(EXTRACTED INFORMATION)

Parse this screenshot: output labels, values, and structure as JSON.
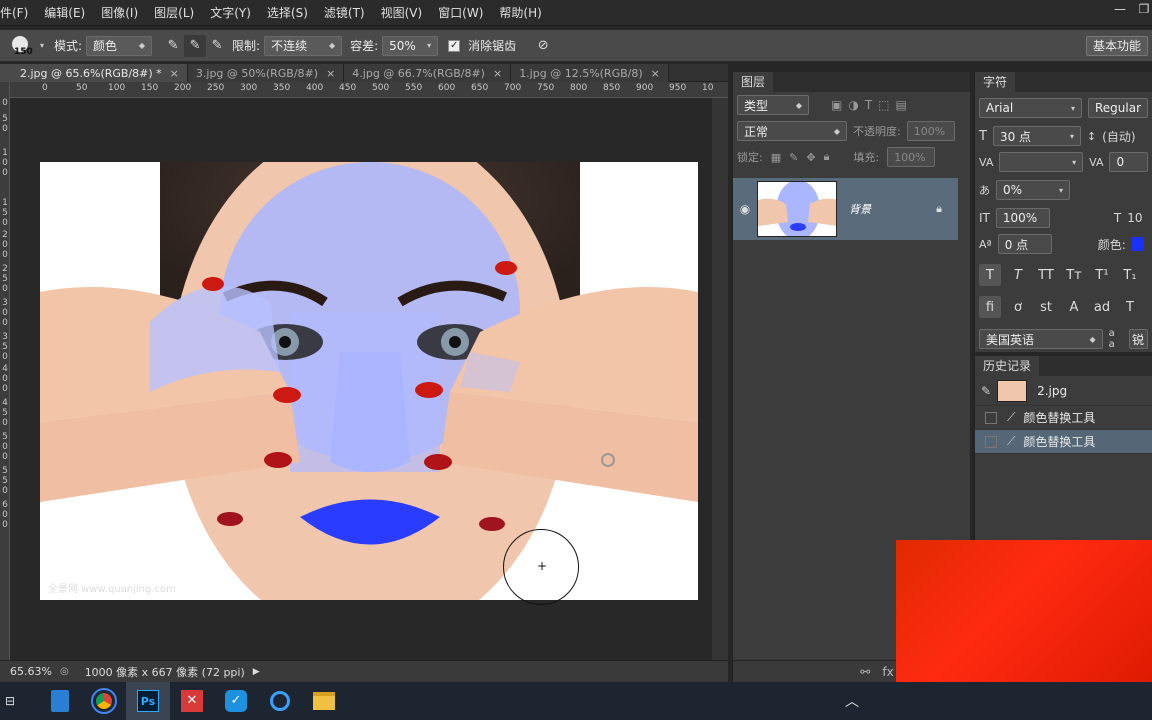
{
  "menubar": {
    "items": [
      "件(F)",
      "编辑(E)",
      "图像(I)",
      "图层(L)",
      "文字(Y)",
      "选择(S)",
      "滤镜(T)",
      "视图(V)",
      "窗口(W)",
      "帮助(H)"
    ],
    "min": "—",
    "restore": "❐"
  },
  "options": {
    "brush_size": "150",
    "mode_label": "模式:",
    "mode_value": "颜色",
    "limit_label": "限制:",
    "limit_value": "不连续",
    "tolerance_label": "容差:",
    "tolerance_value": "50%",
    "antialias_label": "消除锯齿",
    "workspace": "基本功能"
  },
  "tabs": [
    {
      "label": "2.jpg @ 65.6%(RGB/8#) *",
      "close": "×"
    },
    {
      "label": "3.jpg @ 50%(RGB/8#)",
      "close": "×"
    },
    {
      "label": "4.jpg @ 66.7%(RGB/8#)",
      "close": "×"
    },
    {
      "label": "1.jpg @ 12.5%(RGB/8)",
      "close": "×"
    }
  ],
  "ruler_top": [
    "0",
    "50",
    "100",
    "150",
    "200",
    "250",
    "300",
    "350",
    "400",
    "450",
    "500",
    "550",
    "600",
    "650",
    "700",
    "750",
    "800",
    "850",
    "900",
    "950",
    "10"
  ],
  "ruler_left": [
    "0",
    "5",
    "0",
    "1",
    "0",
    "0",
    "1",
    "5",
    "0",
    "2",
    "0",
    "0",
    "2",
    "5",
    "0",
    "3",
    "0",
    "0",
    "3",
    "5",
    "0",
    "4",
    "0",
    "0",
    "4",
    "5",
    "0",
    "5",
    "0",
    "0",
    "5",
    "5",
    "0",
    "6",
    "0",
    "0"
  ],
  "watermark": "全景网 www.quanjing.com",
  "status": {
    "zoom": "65.63%",
    "info": "1000 像素 x 667 像素 (72 ppi)"
  },
  "layers_panel": {
    "tab": "图层",
    "filter": "类型",
    "blend": "正常",
    "opacity_label": "不透明度:",
    "opacity_value": "100%",
    "lock_label": "锁定:",
    "fill_label": "填充:",
    "fill_value": "100%",
    "layer_name": "背景"
  },
  "char_panel": {
    "tab": "字符",
    "font": "Arial",
    "style": "Regular",
    "size": "30 点",
    "leading": "(自动)",
    "kerning": "",
    "tracking": "0",
    "scale_pct": "0%",
    "vscale": "100%",
    "hscale_clip": "10",
    "baseline": "0 点",
    "color_label": "颜色:",
    "language": "美国英语",
    "aa_label": "a a",
    "aa_value": "锐"
  },
  "history_panel": {
    "tab": "历史记录",
    "snapshot": "2.jpg",
    "steps": [
      "颜色替换工具",
      "颜色替换工具"
    ]
  },
  "colors": {
    "accent": "#5a6b7c",
    "tint": "#3a55ff"
  }
}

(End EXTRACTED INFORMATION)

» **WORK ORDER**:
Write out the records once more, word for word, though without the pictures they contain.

» **OUTPUT OF THE EXERCISE**:
Parse this screenshot: output labels, values, and structure as JSON.
{
  "menubar": {
    "items": [
      "件(F)",
      "编辑(E)",
      "图像(I)",
      "图层(L)",
      "文字(Y)",
      "选择(S)",
      "滤镜(T)",
      "视图(V)",
      "窗口(W)",
      "帮助(H)"
    ],
    "min": "—",
    "restore": "❐"
  },
  "options": {
    "brush_size": "150",
    "mode_label": "模式:",
    "mode_value": "颜色",
    "limit_label": "限制:",
    "limit_value": "不连续",
    "tolerance_label": "容差:",
    "tolerance_value": "50%",
    "antialias_label": "消除锯齿",
    "workspace": "基本功能"
  },
  "tabs": [
    {
      "label": "2.jpg @ 65.6%(RGB/8#) *",
      "close": "×"
    },
    {
      "label": "3.jpg @ 50%(RGB/8#)",
      "close": "×"
    },
    {
      "label": "4.jpg @ 66.7%(RGB/8#)",
      "close": "×"
    },
    {
      "label": "1.jpg @ 12.5%(RGB/8)",
      "close": "×"
    }
  ],
  "ruler_top": [
    "0",
    "50",
    "100",
    "150",
    "200",
    "250",
    "300",
    "350",
    "400",
    "450",
    "500",
    "550",
    "600",
    "650",
    "700",
    "750",
    "800",
    "850",
    "900",
    "950",
    "10"
  ],
  "ruler_left": [
    "0",
    "5",
    "0",
    "1",
    "0",
    "0",
    "1",
    "5",
    "0",
    "2",
    "0",
    "0",
    "2",
    "5",
    "0",
    "3",
    "0",
    "0",
    "3",
    "5",
    "0",
    "4",
    "0",
    "0",
    "4",
    "5",
    "0",
    "5",
    "0",
    "0",
    "5",
    "5",
    "0",
    "6",
    "0",
    "0"
  ],
  "watermark": "全景网 www.quanjing.com",
  "status": {
    "zoom": "65.63%",
    "info": "1000 像素 x 667 像素 (72 ppi)"
  },
  "layers_panel": {
    "tab": "图层",
    "filter": "类型",
    "blend": "正常",
    "opacity_label": "不透明度:",
    "opacity_value": "100%",
    "lock_label": "锁定:",
    "fill_label": "填充:",
    "fill_value": "100%",
    "layer_name": "背景"
  },
  "char_panel": {
    "tab": "字符",
    "font": "Arial",
    "style": "Regular",
    "size": "30 点",
    "leading": "(自动)",
    "kerning": "",
    "tracking": "0",
    "scale_pct": "0%",
    "vscale": "100%",
    "hscale_clip": "10",
    "baseline": "0 点",
    "color_label": "颜色:",
    "language": "美国英语",
    "aa_label": "a a",
    "aa_value": "锐"
  },
  "history_panel": {
    "tab": "历史记录",
    "snapshot": "2.jpg",
    "steps": [
      "颜色替换工具",
      "颜色替换工具"
    ]
  },
  "colors": {
    "accent": "#5a6b7c",
    "tint": "#3a55ff"
  }
}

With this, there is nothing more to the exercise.